Patients with a low level of physical activity should start with mild movement and progress to moderate-intensity activities. To maintain weight loss and avoid weight recapture over time, a higher level of physical activity—approximately 200 to 300 minutes per week—is recommended. Resistance training should also be included to help improve fat loss while maintaining muscle mass. The key to working out and losing weight is to be physically active on a regular basis. Exercises should be tailored to the individual’s quiet preferences, taking into account any health-related or physical limitations. You can check official site to know more.
For low-calorie diets and exercise to be effective for weight loss, the individual must adhere to these routines, resulting in a change of lifestyle. Behavioral mediations should be integrated to reach this outcome. Self-monitoring of weight, nutrient admissions, and exercise; individual goal setting; teaching by gather meetings or virtual gatherings; push reduction; motivational meeting; counseling; and problem-solving procedures are examples of such mediations. The objective of behavior therapy is to help the quiet person increase his or her ability for self-control by altering proclivities and maintaining the ones that aren’t being exploited.
Assessment of Orlistat
Orlistat is an over-the-counter drug that has been approved by the FDA for weight loss in combination with calorie restriction.

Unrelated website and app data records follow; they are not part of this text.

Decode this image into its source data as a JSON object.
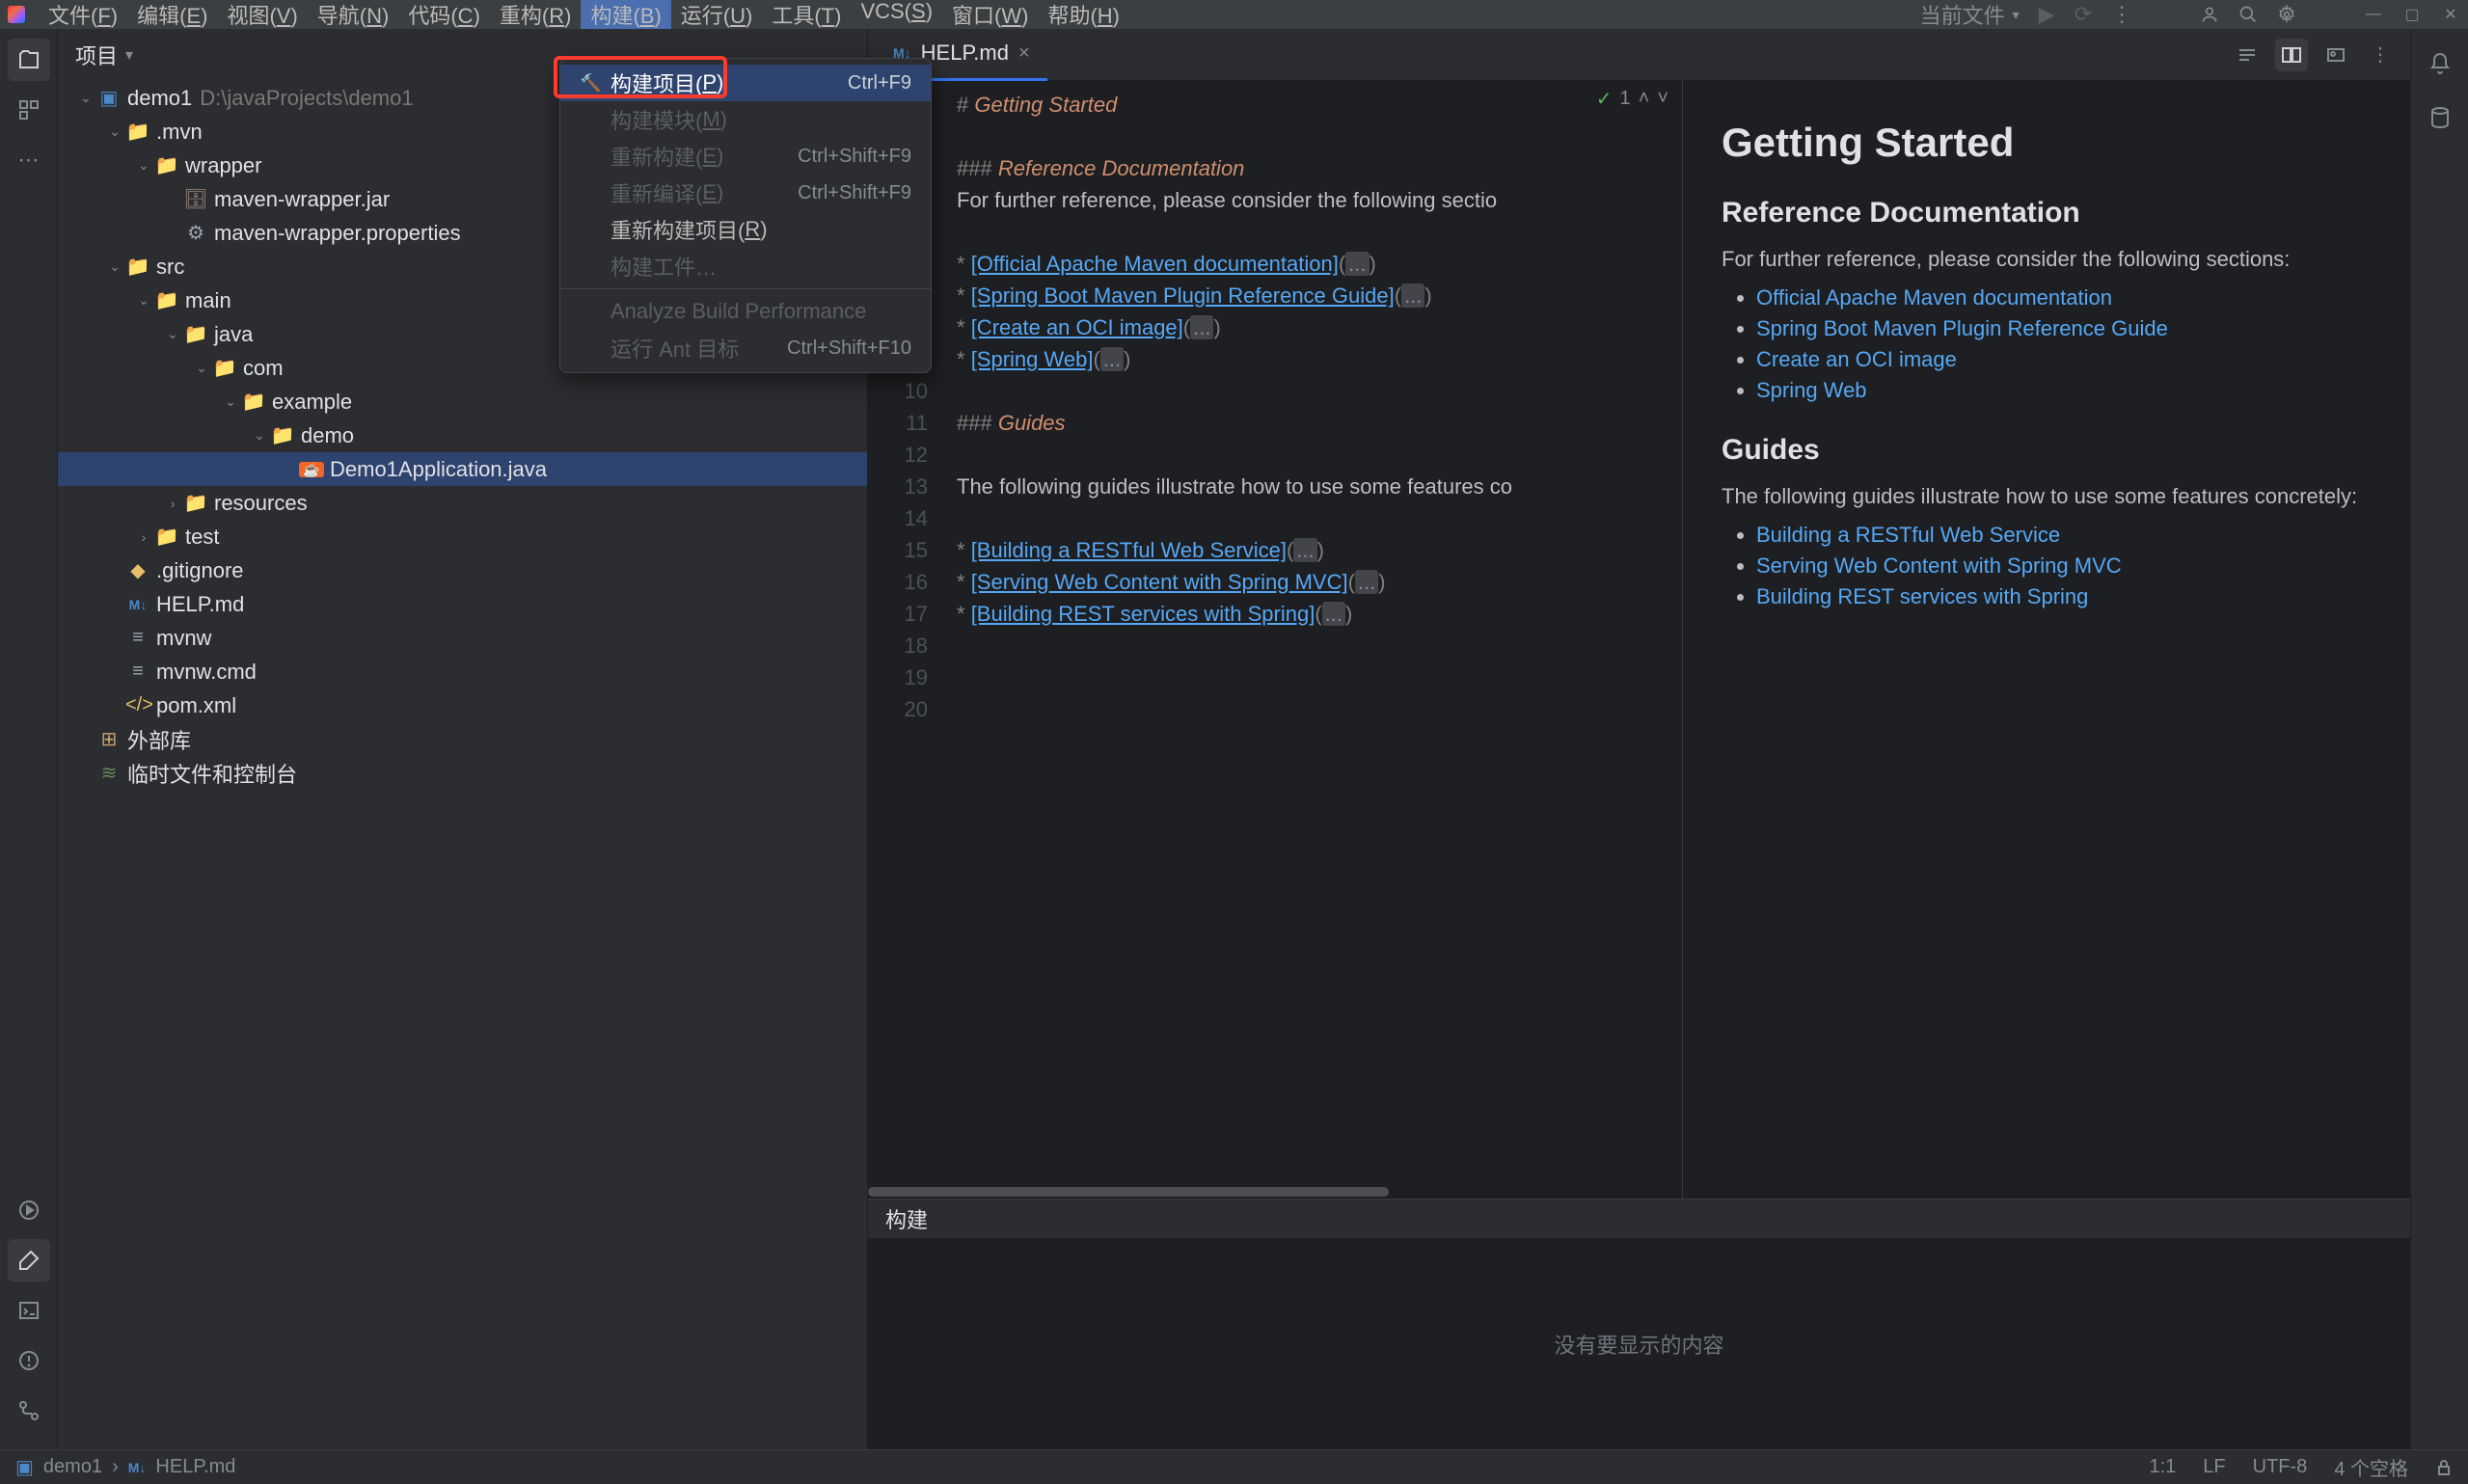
{
  "menubar": {
    "items": [
      "文件(F)",
      "编辑(E)",
      "视图(V)",
      "导航(N)",
      "代码(C)",
      "重构(R)",
      "构建(B)",
      "运行(U)",
      "工具(T)",
      "VCS(S)",
      "窗口(W)",
      "帮助(H)"
    ],
    "active_index": 6
  },
  "titlebar_right": {
    "run_config": "当前文件"
  },
  "dropdown": {
    "items": [
      {
        "label": "构建项目(P)",
        "shortcut": "Ctrl+F9",
        "icon": "hammer",
        "highlighted": true
      },
      {
        "label": "构建模块(M)",
        "disabled": true
      },
      {
        "label": "重新构建(E)",
        "shortcut": "Ctrl+Shift+F9",
        "disabled": true
      },
      {
        "label": "重新编译(E)",
        "shortcut": "Ctrl+Shift+F9",
        "disabled": true
      },
      {
        "label": "重新构建项目(R)"
      },
      {
        "label": "构建工件…",
        "disabled": true
      },
      {
        "sep": true
      },
      {
        "label": "Analyze Build Performance",
        "disabled": true
      },
      {
        "label": "运行 Ant 目标",
        "shortcut": "Ctrl+Shift+F10",
        "disabled": true
      }
    ]
  },
  "project_panel": {
    "title": "项目"
  },
  "tree": [
    {
      "d": 0,
      "arrow": "v",
      "icon": "module",
      "label": "demo1",
      "hint": "D:\\javaProjects\\demo1"
    },
    {
      "d": 1,
      "arrow": "v",
      "icon": "folder",
      "label": ".mvn"
    },
    {
      "d": 2,
      "arrow": "v",
      "icon": "folder",
      "label": "wrapper"
    },
    {
      "d": 3,
      "icon": "jar",
      "label": "maven-wrapper.jar"
    },
    {
      "d": 3,
      "icon": "gear",
      "label": "maven-wrapper.properties"
    },
    {
      "d": 1,
      "arrow": "v",
      "icon": "folder-src",
      "label": "src"
    },
    {
      "d": 2,
      "arrow": "v",
      "icon": "folder-src",
      "label": "main"
    },
    {
      "d": 3,
      "arrow": "v",
      "icon": "folder-src",
      "label": "java"
    },
    {
      "d": 4,
      "arrow": "v",
      "icon": "package",
      "label": "com"
    },
    {
      "d": 5,
      "arrow": "v",
      "icon": "package",
      "label": "example"
    },
    {
      "d": 6,
      "arrow": "v",
      "icon": "package",
      "label": "demo"
    },
    {
      "d": 7,
      "icon": "java",
      "label": "Demo1Application.java",
      "selected": true
    },
    {
      "d": 3,
      "arrow": ">",
      "icon": "folder-res",
      "label": "resources"
    },
    {
      "d": 2,
      "arrow": ">",
      "icon": "folder-test",
      "label": "test"
    },
    {
      "d": 1,
      "icon": "git",
      "label": ".gitignore"
    },
    {
      "d": 1,
      "icon": "md",
      "label": "HELP.md"
    },
    {
      "d": 1,
      "icon": "file",
      "label": "mvnw"
    },
    {
      "d": 1,
      "icon": "file",
      "label": "mvnw.cmd"
    },
    {
      "d": 1,
      "icon": "xml",
      "label": "pom.xml"
    },
    {
      "d": 0,
      "icon": "lib",
      "label": "外部库"
    },
    {
      "d": 0,
      "icon": "scratch",
      "label": "临时文件和控制台"
    }
  ],
  "tab": {
    "label": "HELP.md"
  },
  "code_header": {
    "check": "1"
  },
  "gutter": [
    1,
    2,
    3,
    4,
    5,
    6,
    7,
    8,
    9,
    10,
    11,
    12,
    13,
    14,
    15,
    16,
    17,
    18,
    19,
    20
  ],
  "code_lines": [
    {
      "t": "# ",
      "s": "gray",
      "r": "Getting Started",
      "rs": "orange-i"
    },
    {
      "blank": true
    },
    {
      "t": "### ",
      "r": "Reference Documentation",
      "rs": "orange-i"
    },
    {
      "t": "For further reference, please consider the following sectio"
    },
    {
      "blank": true
    },
    {
      "b": "*",
      "link": "[Official Apache Maven documentation]",
      "fold": "..."
    },
    {
      "b": "*",
      "link": "[Spring Boot Maven Plugin Reference Guide]",
      "fold": "..."
    },
    {
      "b": "*",
      "link": "[Create an OCI image]",
      "fold": "..."
    },
    {
      "b": "*",
      "link": "[Spring Web]",
      "fold": "..."
    },
    {
      "blank": true
    },
    {
      "t": "### ",
      "r": "Guides",
      "rs": "orange-i"
    },
    {
      "blank": true
    },
    {
      "t": "The following guides illustrate how to use some features co"
    },
    {
      "blank": true
    },
    {
      "b": "*",
      "link": "[Building a RESTful Web Service]",
      "fold": "..."
    },
    {
      "b": "*",
      "link": "[Serving Web Content with Spring MVC]",
      "fold": "..."
    },
    {
      "b": "*",
      "link": "[Building REST services with Spring]",
      "fold": "..."
    },
    {
      "blank": true
    },
    {
      "blank": true
    }
  ],
  "preview": {
    "h1": "Getting Started",
    "h2a": "Reference Documentation",
    "p1": "For further reference, please consider the following sections:",
    "links1": [
      "Official Apache Maven documentation",
      "Spring Boot Maven Plugin Reference Guide",
      "Create an OCI image",
      "Spring Web"
    ],
    "h2b": "Guides",
    "p2": "The following guides illustrate how to use some features concretely:",
    "links2": [
      "Building a RESTful Web Service",
      "Serving Web Content with Spring MVC",
      "Building REST services with Spring"
    ]
  },
  "bottom": {
    "title": "构建",
    "empty": "没有要显示的内容"
  },
  "breadcrumb": [
    "demo1",
    "HELP.md"
  ],
  "status": {
    "pos": "1:1",
    "sep": "LF",
    "enc": "UTF-8",
    "indent": "4 个空格"
  }
}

The OTC version of orlistat (60 mg) has been shown to help overweight adults aged 18 and above lose weight when used in combination with a low-calorie, low-fat diet. Orlistat works by restricting gastric and pancreatic lipases, which hydrolyze triglycerides into free fatty acids and monoglycerides, inside the lumen of the stomach and small intestine.
Orlistat 60 mg caused significant weight loss in lightly to moderately overweight individuals in a 16-week randomized, controlled study (3.05 kg vs. 1.9 kg; P.001) as compared to placebo therapy (3.05 kg vs. 1.9 kg; P.001). 16 Another study looked at the ability of orlistat 60 mg to reduce visceral fat tissue in overweight people. 17 After 24 weeks, orlistat showed a significant reduction in visceral fat tissue compared to placebo (–15.7 percent vs. –9.4 percent; P.05).
In addition, there was a trend toward a greater reduction in liver fat (which is linked to dyslipidemia and resistance to treatment) and intermuscular fat tissue (which is related with metabolic variations from the norm related to muscle and glucose metabolism). These findings suggest that orlistat 60 mg, in combination with a low-calorie, low-fat diet, might be an effective weight-loss tool for lowering metabolic risk factors linked to upper-body adiposity.
Because orlistat retention is so low, there are very few systemic consequences.
GI (gastrointestinal) antagonistic effects are common and are produced by an increased amount of fat in the GI tract. Tooting with the release, fecal criticalness, sleek spotting, greasy or sleek stool, stomach agony or annoyance, and increased defecation are some of the side effects. These adverse effects appear to worsen with time, with the majority of them lasting less than four weeks. Rarely, severe liver damage has been linked to orlistat use, although no causative link has been shown.